Within the lines below, find those that hold the string "tutup" and copy each one.

- Opening Delimiter -

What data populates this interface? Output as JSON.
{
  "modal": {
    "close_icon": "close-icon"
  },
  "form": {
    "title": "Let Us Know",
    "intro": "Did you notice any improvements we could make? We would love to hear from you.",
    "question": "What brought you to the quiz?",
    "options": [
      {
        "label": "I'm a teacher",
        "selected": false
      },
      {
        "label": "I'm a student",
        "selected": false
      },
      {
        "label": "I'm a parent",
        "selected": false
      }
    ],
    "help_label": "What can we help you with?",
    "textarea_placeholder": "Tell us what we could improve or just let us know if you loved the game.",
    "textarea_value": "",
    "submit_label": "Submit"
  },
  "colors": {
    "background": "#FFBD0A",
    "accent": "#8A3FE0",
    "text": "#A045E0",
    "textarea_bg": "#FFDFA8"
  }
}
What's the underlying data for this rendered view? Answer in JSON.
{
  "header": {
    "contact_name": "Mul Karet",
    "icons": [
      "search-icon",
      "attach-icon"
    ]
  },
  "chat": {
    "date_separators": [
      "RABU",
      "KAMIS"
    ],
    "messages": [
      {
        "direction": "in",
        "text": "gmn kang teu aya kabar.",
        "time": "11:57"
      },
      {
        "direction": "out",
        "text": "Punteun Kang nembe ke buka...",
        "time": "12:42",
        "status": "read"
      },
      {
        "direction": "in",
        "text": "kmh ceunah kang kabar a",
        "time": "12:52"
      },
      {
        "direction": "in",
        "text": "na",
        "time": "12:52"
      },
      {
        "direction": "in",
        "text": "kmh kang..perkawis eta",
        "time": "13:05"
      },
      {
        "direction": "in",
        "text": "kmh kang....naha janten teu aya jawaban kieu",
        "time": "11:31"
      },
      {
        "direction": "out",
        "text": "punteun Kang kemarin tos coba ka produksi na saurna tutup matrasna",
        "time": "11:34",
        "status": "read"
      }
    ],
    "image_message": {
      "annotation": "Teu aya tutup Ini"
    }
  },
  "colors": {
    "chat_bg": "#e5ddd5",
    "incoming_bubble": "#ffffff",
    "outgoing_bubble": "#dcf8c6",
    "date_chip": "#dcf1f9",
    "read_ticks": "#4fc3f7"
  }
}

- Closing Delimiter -

Solved problem
        "text": "punteun Kang kemarin tos coba ka produksi na saurna tutup matrasna",
      "annotation": "Teu aya tutup Ini"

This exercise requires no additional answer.